Be patient in studying cultural norms and behaviors, especially how they affect a country’s commercial activities. You may even consider taking courses and reaching out to subject matter experts or network contacts with connections to your new region to learn first-hand about:

  • General business etiquette
  • Sales and marketing customs
  • Preferred shopping methods (online vs. in-store)
  • Preferred payment method (cash, credit card, mobile pay, etc.)
  • Important pop-culture motifs
  • Religious or historical traditions, celebrations, and holidays

3. Stocking Versus Non-Stocking Distributors

Localized distribution is one of the most-cited challenges for B2B and B2C producers alike when expanding globally. Not only can it be difficult to find and vet reputable distributors, but you must also decide between a stocking or a non-stocking partner — each of which has its pros and cons.

In many countries, stocking distributors — i.e., those who buy and store your merchandise in bulk — tend to be larger organizations yet harder to commit contractually. Both types of overseas distributors will also help lighten certain logistics in your expansion plan and improve trade-related risks. Yet, you reduce control over the price and marketing of your products.

In either case, the best distributor(s) for your global product expansion plans will be those with direct experience serving your type of goods or your target audience.

4. Favorable Import/Export Conditions

If your business produces or sells physical goods, prioritize expansion locations with lower import and export duties. These favorable taxation plans translate to lower costs for you across the supply chain.

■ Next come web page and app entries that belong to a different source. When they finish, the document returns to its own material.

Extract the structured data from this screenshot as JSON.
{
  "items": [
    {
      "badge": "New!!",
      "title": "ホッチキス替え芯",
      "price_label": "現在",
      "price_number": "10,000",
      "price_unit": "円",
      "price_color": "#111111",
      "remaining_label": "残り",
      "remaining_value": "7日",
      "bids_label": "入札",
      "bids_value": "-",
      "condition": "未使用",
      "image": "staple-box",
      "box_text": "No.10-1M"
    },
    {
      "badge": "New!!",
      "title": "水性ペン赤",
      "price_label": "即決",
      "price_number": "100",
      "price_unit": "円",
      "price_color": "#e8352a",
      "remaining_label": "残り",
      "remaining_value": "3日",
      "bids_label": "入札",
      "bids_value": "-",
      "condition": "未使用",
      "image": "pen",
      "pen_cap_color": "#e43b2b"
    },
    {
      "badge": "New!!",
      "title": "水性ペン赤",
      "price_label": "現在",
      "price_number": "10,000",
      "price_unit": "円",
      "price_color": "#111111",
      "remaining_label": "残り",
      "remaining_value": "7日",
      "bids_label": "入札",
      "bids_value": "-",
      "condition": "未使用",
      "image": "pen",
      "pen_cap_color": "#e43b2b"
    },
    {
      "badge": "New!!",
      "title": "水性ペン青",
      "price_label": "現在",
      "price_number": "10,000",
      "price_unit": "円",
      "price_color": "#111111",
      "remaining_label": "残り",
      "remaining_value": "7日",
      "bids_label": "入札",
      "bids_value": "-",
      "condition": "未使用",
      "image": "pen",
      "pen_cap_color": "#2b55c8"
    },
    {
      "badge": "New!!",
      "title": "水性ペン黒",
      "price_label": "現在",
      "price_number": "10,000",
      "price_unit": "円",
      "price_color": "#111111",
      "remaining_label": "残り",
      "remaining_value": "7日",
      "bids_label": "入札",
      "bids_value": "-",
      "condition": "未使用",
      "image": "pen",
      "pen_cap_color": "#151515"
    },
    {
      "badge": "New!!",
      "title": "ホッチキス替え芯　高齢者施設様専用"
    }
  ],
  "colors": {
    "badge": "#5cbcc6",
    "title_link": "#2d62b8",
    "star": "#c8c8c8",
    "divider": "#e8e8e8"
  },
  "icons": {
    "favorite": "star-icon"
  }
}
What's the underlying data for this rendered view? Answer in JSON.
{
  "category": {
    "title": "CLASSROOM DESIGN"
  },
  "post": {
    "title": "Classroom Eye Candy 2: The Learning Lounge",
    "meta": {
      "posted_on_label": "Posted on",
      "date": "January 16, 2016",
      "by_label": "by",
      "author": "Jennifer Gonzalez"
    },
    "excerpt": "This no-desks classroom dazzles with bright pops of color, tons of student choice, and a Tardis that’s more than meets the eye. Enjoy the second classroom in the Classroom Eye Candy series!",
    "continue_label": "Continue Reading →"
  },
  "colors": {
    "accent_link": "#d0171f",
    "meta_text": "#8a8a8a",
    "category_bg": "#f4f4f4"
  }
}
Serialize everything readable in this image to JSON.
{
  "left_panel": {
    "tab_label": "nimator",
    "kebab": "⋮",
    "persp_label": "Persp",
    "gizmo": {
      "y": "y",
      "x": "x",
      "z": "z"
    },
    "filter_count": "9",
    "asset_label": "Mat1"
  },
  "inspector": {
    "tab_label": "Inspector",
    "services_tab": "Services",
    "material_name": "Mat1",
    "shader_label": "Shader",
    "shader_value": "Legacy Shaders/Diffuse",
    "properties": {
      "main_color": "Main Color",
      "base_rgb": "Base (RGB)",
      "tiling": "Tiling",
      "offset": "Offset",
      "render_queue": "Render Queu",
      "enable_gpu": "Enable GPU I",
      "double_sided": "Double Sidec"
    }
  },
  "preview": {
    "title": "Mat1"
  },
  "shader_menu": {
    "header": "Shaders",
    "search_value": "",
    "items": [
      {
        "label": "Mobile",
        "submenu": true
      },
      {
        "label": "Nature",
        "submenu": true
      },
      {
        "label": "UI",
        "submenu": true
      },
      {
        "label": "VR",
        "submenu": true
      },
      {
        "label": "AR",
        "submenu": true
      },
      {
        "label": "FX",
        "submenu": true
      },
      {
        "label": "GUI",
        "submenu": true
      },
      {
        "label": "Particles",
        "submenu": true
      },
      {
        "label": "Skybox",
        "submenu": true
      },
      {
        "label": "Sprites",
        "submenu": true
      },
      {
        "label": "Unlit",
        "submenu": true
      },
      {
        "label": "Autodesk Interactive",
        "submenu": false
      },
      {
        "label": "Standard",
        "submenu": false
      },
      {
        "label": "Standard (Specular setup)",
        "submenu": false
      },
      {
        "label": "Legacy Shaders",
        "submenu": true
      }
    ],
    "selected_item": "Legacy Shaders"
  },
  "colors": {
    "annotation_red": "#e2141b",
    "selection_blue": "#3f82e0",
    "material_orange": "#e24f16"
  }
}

You may also consider connecting with trade representatives at specialized firms or relevant embassies, as well as networking at international and domestic trades exhibitions with vendors from your target location(s). These contacts can connect you with further business associates instrumental in overcoming the import/export challenges of expanding globally.

5. Political and Economic Stability

A volatile region complicates nearly every aspect of expanding your business abroad. From applying for licenses to hiring skilled local talent to building or using safe infrastructure, business functions cannot get off the ground when civil, political, or economic conditions themselves are shaky.

Find Your Expansion Location With Globalization Partners

Our Global Expansion Platform™ currently serves 170 countries. That’s 170 countries where you can grow your presence in a matter of days — not years — with turnkey international HR, payroll, accounting, and employee-management solutions.

See our 170-country network for yourself, then request a proposal to see how we can make international expansion realistic for your company.

For more information regarding global expansion, download our eBook 10 International Expansion Mistakes to Avoid: Here